M: I guess “Ornithopters” [by The Whiskers] would be a prime example?
B: Yeah, I just wrote the lyrics for the middle part but I didn’t write the song. I think “Bad Magicians” [also The Whiskers] would be the closest thing to a collaboration. Just because it started out so different and then I changed it and we kind of co-wrote that one. But I let him write all the lyrics. Sometimes the way I write lyrics is I’ll ad-lib lyrics over the song and then I’ll base lyrics on what I ad-lib. I think with “Bad Magicians,” Thom took some of what I said and wrote stuff around that, and based on what he already knew the song would be about.
M: Back to a day in the life. A perfect weekend day for you? Within reason, for you?
B: I’m such a hermit. If I can be at home and not talk to anyone for a whole weekend and not set foot out of my house, then it’s been a good weekend. If I wanted to do something, a perfect weekend would be going to a race. Like a weekend of races. I go to all the Talladega races, I don’t know why. I feel like it’s so weird that I love NASCAR, but I love NASCAR.
I love auto racing in general, but there’s something about NASCAR, I guess it’s the southern coming out of me. Cause you would not, if you listened to my music, expect me to be a huge NASCAR fan. But a perfect weekend would probably be going to a Talladega race, and having my favorite driver win, which would be Brad Keselowski, which has happened. I’ve seen him win at Talladega four times. So I’ve had a couple of perfect weekends. I guess. [This just happened again in early March when Brett traveled to Atlanta Motor Speedway to see Brad win the race — another perfect weekend!]
M: Why’s he your favorite driver?
B: I guess cause he, I don’t know if we agree on stuff politically, but he always speaks his mind, and he never purposely wrecks someone. He’s very active on social media. I just for some reason really like him. But like, I don’t know, if I ever met him and tried to be his friend, I’m not sure if we could ever be friends [laughs]. But he’s my favorite driver.
M: A few final questions. A minor or D minor?
B: A minor for sure. I’ve got no idea why I’m so positive about that. I think I use it a lot in my songs. Plus, it’s a response to the question, “Who can’t vote?”
M: Okay, you’re stranded on a tropical island, and all you’ll ever eat are lots of oranges, apples, or bananas. What’s your choice?
B: Apples apples apples. Can be sweet or tart. No peeling required. So tasty.
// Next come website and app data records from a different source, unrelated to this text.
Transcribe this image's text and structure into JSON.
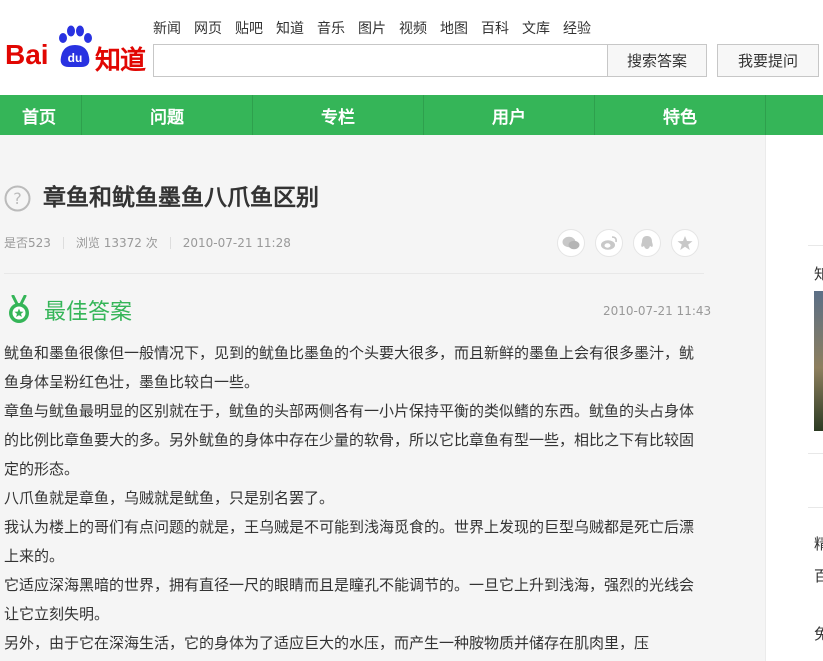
{
  "logo": {
    "bai": "Bai",
    "du": "du",
    "zhidao": "知道"
  },
  "topnav": [
    "新闻",
    "网页",
    "贴吧",
    "知道",
    "音乐",
    "图片",
    "视频",
    "地图",
    "百科",
    "文库",
    "经验"
  ],
  "search": {
    "value": "",
    "placeholder": "",
    "search_button": "搜索答案",
    "ask_button": "我要提问"
  },
  "mainnav": [
    "首页",
    "问题",
    "专栏",
    "用户",
    "特色"
  ],
  "question": {
    "title": "章鱼和鱿鱼墨鱼八爪鱼区别",
    "author": "是否523",
    "views": "浏览 13372 次",
    "time": "2010-07-21 11:28"
  },
  "best_answer": {
    "label": "最佳答案",
    "time": "2010-07-21 11:43",
    "paragraphs": [
      "鱿鱼和墨鱼很像但一般情况下，见到的鱿鱼比墨鱼的个头要大很多，而且新鲜的墨鱼上会有很多墨汁，鱿鱼身体呈粉红色壮，墨鱼比较白一些。",
      "章鱼与鱿鱼最明显的区别就在于，鱿鱼的头部两侧各有一小片保持平衡的类似鳍的东西。鱿鱼的头占身体的比例比章鱼要大的多。另外鱿鱼的身体中存在少量的软骨，所以它比章鱼有型一些，相比之下有比较固定的形态。",
      "八爪鱼就是章鱼，乌贼就是鱿鱼，只是别名罢了。",
      "我认为楼上的哥们有点问题的就是，王乌贼是不可能到浅海觅食的。世界上发现的巨型乌贼都是死亡后漂上来的。",
      "它适应深海黑暗的世界，拥有直径一尺的眼睛而且是瞳孔不能调节的。一旦它上升到浅海，强烈的光线会让它立刻失明。",
      "另外，由于它在深海生活，它的身体为了适应巨大的水压，而产生一种胺物质并储存在肌肉里，压"
    ]
  },
  "sidebar": {
    "frag1": "知",
    "frag2": "精",
    "frag3": "百",
    "frag4": "免"
  },
  "colors": {
    "brand_green": "#35b558",
    "logo_red": "#e10602",
    "logo_blue": "#2932e1"
  }
}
Granny Smiths are the best, as I’ve said, but I love Jazz and Pink Ladies, too.
M: Finally, you’re still stranded on an island, and you’re given the chance to have everything ever published by JRR Tolkien, JK Rowling, JD Salinger, or Kurt Vonnegut. This includes anything that hasn’t been published yet that would be delivered by either a carrier pigeon or an owl. Who’s your pick?
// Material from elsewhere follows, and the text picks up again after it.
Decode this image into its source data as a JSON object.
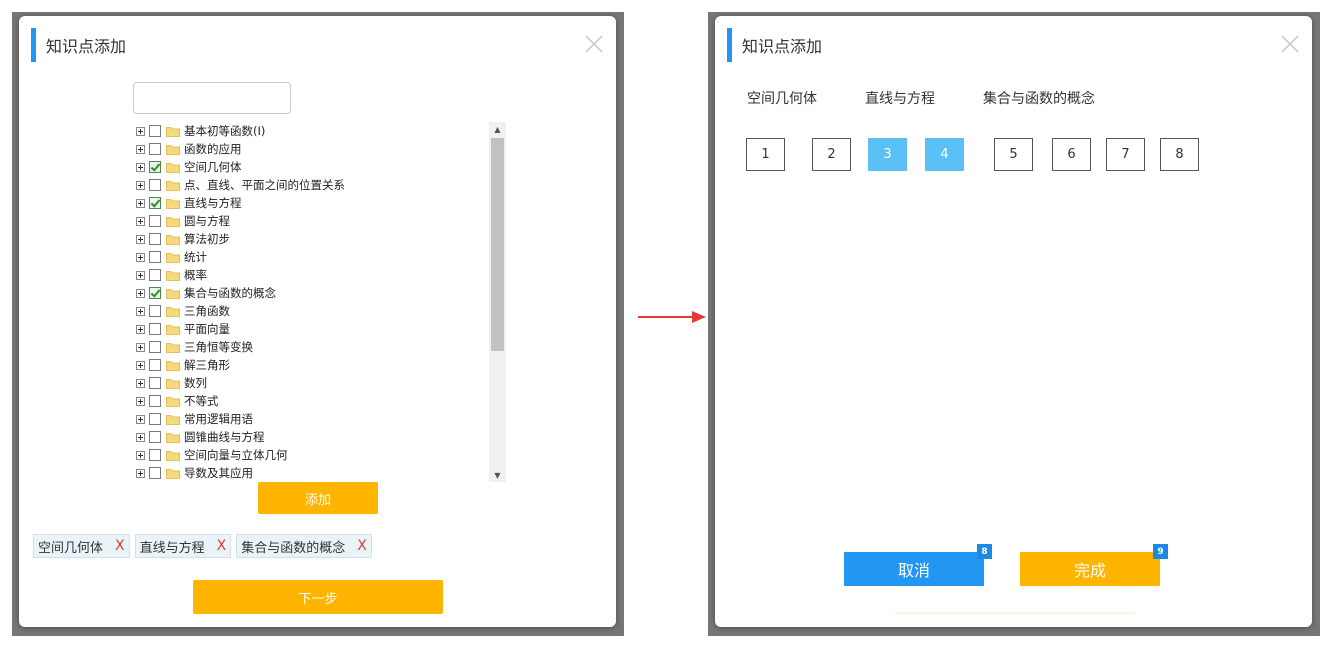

B: Honestly, JK Rowling. The others’ works either have too much breading and not enough meat, or just completely goes over my head. JK can write down to my level. Plus, she’s still alive. So, if I have access to anything ever published by her, then I can read things she hasn’t even written yet.